[Data items]
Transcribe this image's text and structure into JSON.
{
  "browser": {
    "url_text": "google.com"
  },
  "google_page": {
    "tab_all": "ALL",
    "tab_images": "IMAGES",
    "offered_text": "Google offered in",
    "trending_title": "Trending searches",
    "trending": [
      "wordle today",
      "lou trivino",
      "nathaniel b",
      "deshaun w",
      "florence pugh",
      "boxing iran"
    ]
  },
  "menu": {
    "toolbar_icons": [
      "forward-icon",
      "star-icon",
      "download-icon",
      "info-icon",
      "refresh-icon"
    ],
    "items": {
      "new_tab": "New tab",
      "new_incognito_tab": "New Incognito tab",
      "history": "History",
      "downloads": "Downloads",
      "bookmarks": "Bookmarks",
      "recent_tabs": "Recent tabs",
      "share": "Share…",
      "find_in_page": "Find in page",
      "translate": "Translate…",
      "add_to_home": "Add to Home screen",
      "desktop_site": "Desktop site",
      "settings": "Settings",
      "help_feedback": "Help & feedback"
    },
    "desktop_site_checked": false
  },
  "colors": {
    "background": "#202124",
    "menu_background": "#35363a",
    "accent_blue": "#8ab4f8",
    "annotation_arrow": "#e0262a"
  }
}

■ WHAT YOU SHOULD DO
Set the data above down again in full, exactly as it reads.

■ RESPONSE TO THE EXERCISE
Transcribe this image's text and structure into JSON.
{
  "browser": {
    "url_text": "google.com"
  },
  "google_page": {
    "tab_all": "ALL",
    "tab_images": "IMAGES",
    "offered_text": "Google offered in",
    "trending_title": "Trending searches",
    "trending": [
      "wordle today",
      "lou trivino",
      "nathaniel b",
      "deshaun w",
      "florence pugh",
      "boxing iran"
    ]
  },
  "menu": {
    "toolbar_icons": [
      "forward-icon",
      "star-icon",
      "download-icon",
      "info-icon",
      "refresh-icon"
    ],
    "items": {
      "new_tab": "New tab",
      "new_incognito_tab": "New Incognito tab",
      "history": "History",
      "downloads": "Downloads",
      "bookmarks": "Bookmarks",
      "recent_tabs": "Recent tabs",
      "share": "Share…",
      "find_in_page": "Find in page",
      "translate": "Translate…",
      "add_to_home": "Add to Home screen",
      "desktop_site": "Desktop site",
      "settings": "Settings",
      "help_feedback": "Help & feedback"
    },
    "desktop_site_checked": false
  },
  "colors": {
    "background": "#202124",
    "menu_background": "#35363a",
    "accent_blue": "#8ab4f8",
    "annotation_arrow": "#e0262a"
  }
}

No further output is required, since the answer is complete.